*** Data under study Section Begins ***

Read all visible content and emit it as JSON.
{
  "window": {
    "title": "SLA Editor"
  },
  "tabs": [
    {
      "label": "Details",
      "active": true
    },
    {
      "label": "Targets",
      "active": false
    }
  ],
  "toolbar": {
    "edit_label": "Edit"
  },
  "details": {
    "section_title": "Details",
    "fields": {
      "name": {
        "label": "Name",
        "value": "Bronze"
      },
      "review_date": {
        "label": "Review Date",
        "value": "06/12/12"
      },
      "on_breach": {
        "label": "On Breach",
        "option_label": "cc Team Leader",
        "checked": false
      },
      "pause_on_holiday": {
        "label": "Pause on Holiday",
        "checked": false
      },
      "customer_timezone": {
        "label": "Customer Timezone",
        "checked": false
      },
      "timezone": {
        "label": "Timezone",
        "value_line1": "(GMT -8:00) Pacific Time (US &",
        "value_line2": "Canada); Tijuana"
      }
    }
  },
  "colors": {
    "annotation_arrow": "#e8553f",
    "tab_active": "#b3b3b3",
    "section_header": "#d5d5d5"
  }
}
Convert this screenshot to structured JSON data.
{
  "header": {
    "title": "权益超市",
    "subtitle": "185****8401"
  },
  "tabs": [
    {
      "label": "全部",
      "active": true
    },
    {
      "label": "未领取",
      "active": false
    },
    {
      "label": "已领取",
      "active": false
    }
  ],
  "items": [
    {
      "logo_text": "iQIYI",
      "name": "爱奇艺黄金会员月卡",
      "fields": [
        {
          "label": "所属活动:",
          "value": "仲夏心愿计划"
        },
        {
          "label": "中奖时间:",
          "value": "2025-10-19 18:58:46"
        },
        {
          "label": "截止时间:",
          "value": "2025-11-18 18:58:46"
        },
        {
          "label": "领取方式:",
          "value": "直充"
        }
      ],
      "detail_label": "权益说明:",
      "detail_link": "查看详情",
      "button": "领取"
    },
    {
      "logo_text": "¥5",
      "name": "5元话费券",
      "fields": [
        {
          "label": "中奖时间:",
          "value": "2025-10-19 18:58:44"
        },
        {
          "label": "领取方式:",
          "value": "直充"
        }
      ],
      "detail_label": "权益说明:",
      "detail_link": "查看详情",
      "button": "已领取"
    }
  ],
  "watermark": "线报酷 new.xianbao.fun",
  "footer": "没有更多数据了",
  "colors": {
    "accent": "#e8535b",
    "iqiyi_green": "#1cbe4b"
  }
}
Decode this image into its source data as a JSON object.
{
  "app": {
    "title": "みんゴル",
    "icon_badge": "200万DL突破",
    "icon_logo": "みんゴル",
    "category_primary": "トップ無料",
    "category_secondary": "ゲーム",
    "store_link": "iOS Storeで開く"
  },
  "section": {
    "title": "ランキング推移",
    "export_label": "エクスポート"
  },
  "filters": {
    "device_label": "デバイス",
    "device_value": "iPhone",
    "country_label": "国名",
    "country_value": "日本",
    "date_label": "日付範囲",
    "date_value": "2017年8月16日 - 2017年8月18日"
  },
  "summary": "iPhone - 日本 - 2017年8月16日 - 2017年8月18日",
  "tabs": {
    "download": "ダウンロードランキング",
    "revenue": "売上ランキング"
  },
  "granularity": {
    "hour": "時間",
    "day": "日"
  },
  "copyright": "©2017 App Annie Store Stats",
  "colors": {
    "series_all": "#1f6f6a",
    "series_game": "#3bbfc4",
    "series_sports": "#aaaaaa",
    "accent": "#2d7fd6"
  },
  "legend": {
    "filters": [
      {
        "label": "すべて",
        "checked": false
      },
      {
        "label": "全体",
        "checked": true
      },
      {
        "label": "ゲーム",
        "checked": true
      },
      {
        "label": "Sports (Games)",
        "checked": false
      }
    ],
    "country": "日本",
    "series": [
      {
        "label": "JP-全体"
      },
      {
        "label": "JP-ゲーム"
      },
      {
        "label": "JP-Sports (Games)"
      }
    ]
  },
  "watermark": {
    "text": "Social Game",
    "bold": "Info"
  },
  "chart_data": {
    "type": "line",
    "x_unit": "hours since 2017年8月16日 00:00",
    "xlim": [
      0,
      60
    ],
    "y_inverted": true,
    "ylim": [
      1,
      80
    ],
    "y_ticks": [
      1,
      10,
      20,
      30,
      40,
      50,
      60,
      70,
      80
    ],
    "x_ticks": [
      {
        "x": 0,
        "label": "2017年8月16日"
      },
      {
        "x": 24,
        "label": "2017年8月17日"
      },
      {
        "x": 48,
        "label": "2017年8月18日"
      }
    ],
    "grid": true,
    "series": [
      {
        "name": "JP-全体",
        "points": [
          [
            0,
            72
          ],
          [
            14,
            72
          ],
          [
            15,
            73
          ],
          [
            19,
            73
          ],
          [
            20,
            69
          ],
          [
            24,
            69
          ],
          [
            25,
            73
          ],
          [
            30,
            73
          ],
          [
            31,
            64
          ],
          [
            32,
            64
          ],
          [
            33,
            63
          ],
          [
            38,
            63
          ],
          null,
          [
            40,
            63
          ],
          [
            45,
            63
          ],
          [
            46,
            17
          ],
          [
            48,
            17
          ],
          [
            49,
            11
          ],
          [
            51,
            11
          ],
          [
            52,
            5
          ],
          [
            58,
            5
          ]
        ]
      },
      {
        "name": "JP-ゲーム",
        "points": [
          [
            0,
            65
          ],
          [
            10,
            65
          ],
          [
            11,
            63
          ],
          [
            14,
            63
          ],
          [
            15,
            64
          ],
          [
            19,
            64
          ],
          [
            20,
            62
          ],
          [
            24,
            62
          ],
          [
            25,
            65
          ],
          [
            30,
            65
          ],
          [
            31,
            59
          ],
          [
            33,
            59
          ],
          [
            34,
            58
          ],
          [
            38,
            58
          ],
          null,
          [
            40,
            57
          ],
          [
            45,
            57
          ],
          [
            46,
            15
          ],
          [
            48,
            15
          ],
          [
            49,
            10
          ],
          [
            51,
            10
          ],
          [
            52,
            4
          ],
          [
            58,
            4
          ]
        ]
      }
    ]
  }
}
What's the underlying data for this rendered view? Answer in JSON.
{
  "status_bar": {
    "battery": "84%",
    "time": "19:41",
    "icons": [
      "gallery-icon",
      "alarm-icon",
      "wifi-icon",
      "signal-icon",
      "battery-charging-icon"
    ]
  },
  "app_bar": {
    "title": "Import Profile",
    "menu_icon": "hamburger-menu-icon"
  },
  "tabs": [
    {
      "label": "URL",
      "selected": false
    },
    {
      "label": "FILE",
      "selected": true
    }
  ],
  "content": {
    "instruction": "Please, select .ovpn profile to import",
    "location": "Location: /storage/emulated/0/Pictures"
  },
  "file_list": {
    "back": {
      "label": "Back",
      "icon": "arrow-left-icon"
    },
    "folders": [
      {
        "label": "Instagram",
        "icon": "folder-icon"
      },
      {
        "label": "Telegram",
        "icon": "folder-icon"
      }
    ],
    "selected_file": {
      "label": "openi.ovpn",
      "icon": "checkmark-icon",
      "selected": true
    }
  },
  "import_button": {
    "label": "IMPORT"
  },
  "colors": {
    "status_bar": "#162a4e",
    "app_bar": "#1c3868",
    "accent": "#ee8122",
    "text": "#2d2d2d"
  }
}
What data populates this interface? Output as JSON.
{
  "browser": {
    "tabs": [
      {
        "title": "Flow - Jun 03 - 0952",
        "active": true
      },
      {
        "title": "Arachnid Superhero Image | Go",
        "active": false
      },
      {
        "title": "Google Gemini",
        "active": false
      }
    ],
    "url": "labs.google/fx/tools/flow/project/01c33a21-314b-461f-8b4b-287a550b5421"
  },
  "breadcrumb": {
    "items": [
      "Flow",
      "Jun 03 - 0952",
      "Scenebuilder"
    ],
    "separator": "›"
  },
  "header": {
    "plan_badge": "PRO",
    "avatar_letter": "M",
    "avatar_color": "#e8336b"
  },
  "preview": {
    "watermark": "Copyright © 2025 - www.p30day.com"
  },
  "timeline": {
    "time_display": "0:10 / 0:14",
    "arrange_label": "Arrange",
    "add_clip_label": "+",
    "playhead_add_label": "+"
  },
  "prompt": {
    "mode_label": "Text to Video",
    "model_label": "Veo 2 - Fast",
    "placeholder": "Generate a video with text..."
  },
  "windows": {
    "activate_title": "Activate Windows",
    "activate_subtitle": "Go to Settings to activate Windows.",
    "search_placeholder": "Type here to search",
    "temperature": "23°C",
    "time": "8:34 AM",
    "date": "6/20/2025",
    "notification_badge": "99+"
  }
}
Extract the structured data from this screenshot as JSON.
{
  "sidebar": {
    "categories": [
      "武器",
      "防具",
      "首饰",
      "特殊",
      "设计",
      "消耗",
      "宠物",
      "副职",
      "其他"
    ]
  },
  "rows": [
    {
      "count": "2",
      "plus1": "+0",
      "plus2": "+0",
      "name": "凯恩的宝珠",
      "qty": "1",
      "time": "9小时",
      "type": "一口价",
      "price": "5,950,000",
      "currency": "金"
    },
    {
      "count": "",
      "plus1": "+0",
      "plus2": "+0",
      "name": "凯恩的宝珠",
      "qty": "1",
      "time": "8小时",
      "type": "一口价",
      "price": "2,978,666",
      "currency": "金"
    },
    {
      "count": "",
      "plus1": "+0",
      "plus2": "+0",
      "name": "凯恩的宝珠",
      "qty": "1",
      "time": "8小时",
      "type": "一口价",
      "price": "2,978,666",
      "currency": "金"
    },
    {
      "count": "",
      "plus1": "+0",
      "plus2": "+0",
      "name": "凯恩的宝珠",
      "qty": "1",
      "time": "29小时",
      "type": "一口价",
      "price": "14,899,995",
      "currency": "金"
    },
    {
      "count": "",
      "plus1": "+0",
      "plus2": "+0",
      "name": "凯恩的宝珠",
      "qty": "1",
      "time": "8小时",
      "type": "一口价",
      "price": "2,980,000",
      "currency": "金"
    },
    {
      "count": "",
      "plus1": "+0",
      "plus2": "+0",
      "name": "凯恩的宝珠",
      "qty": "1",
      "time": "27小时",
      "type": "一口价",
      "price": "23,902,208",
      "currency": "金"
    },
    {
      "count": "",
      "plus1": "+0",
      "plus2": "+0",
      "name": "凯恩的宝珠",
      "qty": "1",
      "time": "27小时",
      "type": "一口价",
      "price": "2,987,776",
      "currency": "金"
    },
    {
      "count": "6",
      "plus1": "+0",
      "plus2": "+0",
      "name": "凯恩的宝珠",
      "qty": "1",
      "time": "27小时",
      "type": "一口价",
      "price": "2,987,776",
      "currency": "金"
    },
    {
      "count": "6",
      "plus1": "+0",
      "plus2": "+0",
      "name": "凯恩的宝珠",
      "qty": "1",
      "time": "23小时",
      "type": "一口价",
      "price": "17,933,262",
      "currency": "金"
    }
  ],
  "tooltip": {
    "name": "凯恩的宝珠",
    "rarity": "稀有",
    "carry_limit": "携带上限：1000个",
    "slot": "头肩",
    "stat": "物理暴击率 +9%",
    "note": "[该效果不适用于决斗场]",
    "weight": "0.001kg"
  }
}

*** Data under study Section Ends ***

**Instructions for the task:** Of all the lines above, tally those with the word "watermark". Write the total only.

**Expected answer:** 3